### [Your goal]
Line by line, the data below should be set down unchanged, with images excluded.

*** Records shown Section Begins ***

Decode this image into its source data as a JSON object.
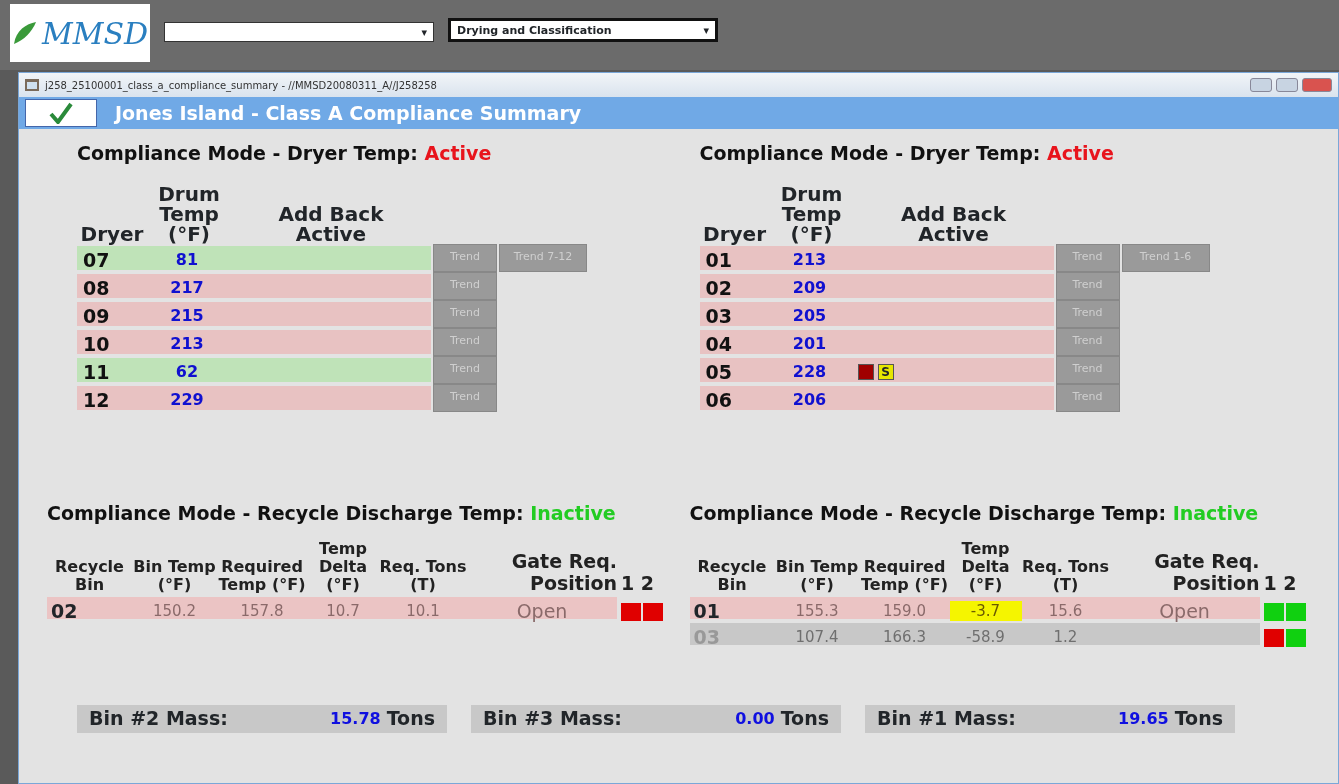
{
  "backdrop": {
    "logo": "MMSD",
    "combos": [
      {
        "arrow": "▾"
      },
      {
        "value": "Drying and Classification",
        "arrow": "▾"
      }
    ]
  },
  "window": {
    "title": "j258_25100001_class_a_compliance_summary - //MMSD20080311_A//J258258",
    "header": "Jones Island - Class A Compliance Summary"
  },
  "dryer_panels": [
    {
      "title": "Compliance Mode - Dryer Temp:",
      "mode": "Active",
      "mode_active": true,
      "columns": [
        "Dryer",
        "Drum Temp (°F)",
        "Add Back Active"
      ],
      "group_trend": "Trend 7-12",
      "rows": [
        {
          "dryer": "07",
          "temp": "81",
          "alarm": false,
          "trend": "Trend"
        },
        {
          "dryer": "08",
          "temp": "217",
          "alarm": true,
          "trend": "Trend"
        },
        {
          "dryer": "09",
          "temp": "215",
          "alarm": true,
          "trend": "Trend"
        },
        {
          "dryer": "10",
          "temp": "213",
          "alarm": true,
          "trend": "Trend"
        },
        {
          "dryer": "11",
          "temp": "62",
          "alarm": false,
          "trend": "Trend"
        },
        {
          "dryer": "12",
          "temp": "229",
          "alarm": true,
          "trend": "Trend"
        }
      ]
    },
    {
      "title": "Compliance Mode - Dryer Temp:",
      "mode": "Active",
      "mode_active": true,
      "columns": [
        "Dryer",
        "Drum Temp (°F)",
        "Add Back Active"
      ],
      "group_trend": "Trend 1-6",
      "rows": [
        {
          "dryer": "01",
          "temp": "213",
          "alarm": true,
          "trend": "Trend"
        },
        {
          "dryer": "02",
          "temp": "209",
          "alarm": true,
          "trend": "Trend"
        },
        {
          "dryer": "03",
          "temp": "205",
          "alarm": true,
          "trend": "Trend"
        },
        {
          "dryer": "04",
          "temp": "201",
          "alarm": true,
          "trend": "Trend"
        },
        {
          "dryer": "05",
          "temp": "228",
          "alarm": true,
          "trend": "Trend",
          "flags": [
            {
              "color": "#a00000"
            },
            {
              "color": "#e6e600",
              "label": "S"
            }
          ]
        },
        {
          "dryer": "06",
          "temp": "206",
          "alarm": true,
          "trend": "Trend"
        }
      ]
    }
  ],
  "recycle_panels": [
    {
      "title": "Compliance Mode - Recycle Discharge Temp:",
      "mode": "Inactive",
      "mode_active": false,
      "columns": [
        "Recycle Bin",
        "Bin Temp (°F)",
        "Required Temp (°F)",
        "Temp Delta (°F)",
        "Req. Tons (T)",
        "Gate Req. Position",
        "1 2"
      ],
      "rows": [
        {
          "bin": "02",
          "kind": "active",
          "bin_temp": "150.2",
          "req_temp": "157.8",
          "delta": "10.7",
          "delta_alert": false,
          "tons": "10.1",
          "position": "Open",
          "gates": [
            {
              "color": "#e00000"
            },
            {
              "color": "#e00000"
            }
          ]
        }
      ]
    },
    {
      "title": "Compliance Mode - Recycle Discharge Temp:",
      "mode": "Inactive",
      "mode_active": false,
      "columns": [
        "Recycle Bin",
        "Bin Temp (°F)",
        "Required Temp (°F)",
        "Temp Delta (°F)",
        "Req. Tons (T)",
        "Gate Req. Position",
        "1 2"
      ],
      "rows": [
        {
          "bin": "01",
          "kind": "active",
          "bin_temp": "155.3",
          "req_temp": "159.0",
          "delta": "-3.7",
          "delta_alert": true,
          "tons": "15.6",
          "position": "Open",
          "gates": [
            {
              "color": "#10d010"
            },
            {
              "color": "#10d010"
            }
          ]
        },
        {
          "bin": "03",
          "kind": "offline",
          "bin_temp": "107.4",
          "req_temp": "166.3",
          "delta": "-58.9",
          "delta_alert": false,
          "tons": "1.2",
          "gates": [
            {
              "color": "#e00000"
            },
            {
              "color": "#10d010"
            }
          ]
        }
      ]
    }
  ],
  "masses": [
    {
      "label": "Bin #2 Mass:",
      "value": "15.78",
      "unit": "Tons"
    },
    {
      "label": "Bin #3 Mass:",
      "value": "0.00",
      "unit": "Tons"
    },
    {
      "label": "Bin #1 Mass:",
      "value": "19.65",
      "unit": "Tons"
    }
  ]
}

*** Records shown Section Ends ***

### [Task solution]
Decode this image into its source data as a JSON object.
{
  "backdrop": {
    "logo": "MMSD",
    "combos": [
      {
        "arrow": "▾"
      },
      {
        "value": "Drying and Classification",
        "arrow": "▾"
      }
    ]
  },
  "window": {
    "title": "j258_25100001_class_a_compliance_summary - //MMSD20080311_A//J258258",
    "header": "Jones Island - Class A Compliance Summary"
  },
  "dryer_panels": [
    {
      "title": "Compliance Mode - Dryer Temp:",
      "mode": "Active",
      "mode_active": true,
      "columns": [
        "Dryer",
        "Drum Temp (°F)",
        "Add Back Active"
      ],
      "group_trend": "Trend 7-12",
      "rows": [
        {
          "dryer": "07",
          "temp": "81",
          "alarm": false,
          "trend": "Trend"
        },
        {
          "dryer": "08",
          "temp": "217",
          "alarm": true,
          "trend": "Trend"
        },
        {
          "dryer": "09",
          "temp": "215",
          "alarm": true,
          "trend": "Trend"
        },
        {
          "dryer": "10",
          "temp": "213",
          "alarm": true,
          "trend": "Trend"
        },
        {
          "dryer": "11",
          "temp": "62",
          "alarm": false,
          "trend": "Trend"
        },
        {
          "dryer": "12",
          "temp": "229",
          "alarm": true,
          "trend": "Trend"
        }
      ]
    },
    {
      "title": "Compliance Mode - Dryer Temp:",
      "mode": "Active",
      "mode_active": true,
      "columns": [
        "Dryer",
        "Drum Temp (°F)",
        "Add Back Active"
      ],
      "group_trend": "Trend 1-6",
      "rows": [
        {
          "dryer": "01",
          "temp": "213",
          "alarm": true,
          "trend": "Trend"
        },
        {
          "dryer": "02",
          "temp": "209",
          "alarm": true,
          "trend": "Trend"
        },
        {
          "dryer": "03",
          "temp": "205",
          "alarm": true,
          "trend": "Trend"
        },
        {
          "dryer": "04",
          "temp": "201",
          "alarm": true,
          "trend": "Trend"
        },
        {
          "dryer": "05",
          "temp": "228",
          "alarm": true,
          "trend": "Trend",
          "flags": [
            {
              "color": "#a00000"
            },
            {
              "color": "#e6e600",
              "label": "S"
            }
          ]
        },
        {
          "dryer": "06",
          "temp": "206",
          "alarm": true,
          "trend": "Trend"
        }
      ]
    }
  ],
  "recycle_panels": [
    {
      "title": "Compliance Mode - Recycle Discharge Temp:",
      "mode": "Inactive",
      "mode_active": false,
      "columns": [
        "Recycle Bin",
        "Bin Temp (°F)",
        "Required Temp (°F)",
        "Temp Delta (°F)",
        "Req. Tons (T)",
        "Gate Req. Position",
        "1 2"
      ],
      "rows": [
        {
          "bin": "02",
          "kind": "active",
          "bin_temp": "150.2",
          "req_temp": "157.8",
          "delta": "10.7",
          "delta_alert": false,
          "tons": "10.1",
          "position": "Open",
          "gates": [
            {
              "color": "#e00000"
            },
            {
              "color": "#e00000"
            }
          ]
        }
      ]
    },
    {
      "title": "Compliance Mode - Recycle Discharge Temp:",
      "mode": "Inactive",
      "mode_active": false,
      "columns": [
        "Recycle Bin",
        "Bin Temp (°F)",
        "Required Temp (°F)",
        "Temp Delta (°F)",
        "Req. Tons (T)",
        "Gate Req. Position",
        "1 2"
      ],
      "rows": [
        {
          "bin": "01",
          "kind": "active",
          "bin_temp": "155.3",
          "req_temp": "159.0",
          "delta": "-3.7",
          "delta_alert": true,
          "tons": "15.6",
          "position": "Open",
          "gates": [
            {
              "color": "#10d010"
            },
            {
              "color": "#10d010"
            }
          ]
        },
        {
          "bin": "03",
          "kind": "offline",
          "bin_temp": "107.4",
          "req_temp": "166.3",
          "delta": "-58.9",
          "delta_alert": false,
          "tons": "1.2",
          "gates": [
            {
              "color": "#e00000"
            },
            {
              "color": "#10d010"
            }
          ]
        }
      ]
    }
  ],
  "masses": [
    {
      "label": "Bin #2 Mass:",
      "value": "15.78",
      "unit": "Tons"
    },
    {
      "label": "Bin #3 Mass:",
      "value": "0.00",
      "unit": "Tons"
    },
    {
      "label": "Bin #1 Mass:",
      "value": "19.65",
      "unit": "Tons"
    }
  ]
}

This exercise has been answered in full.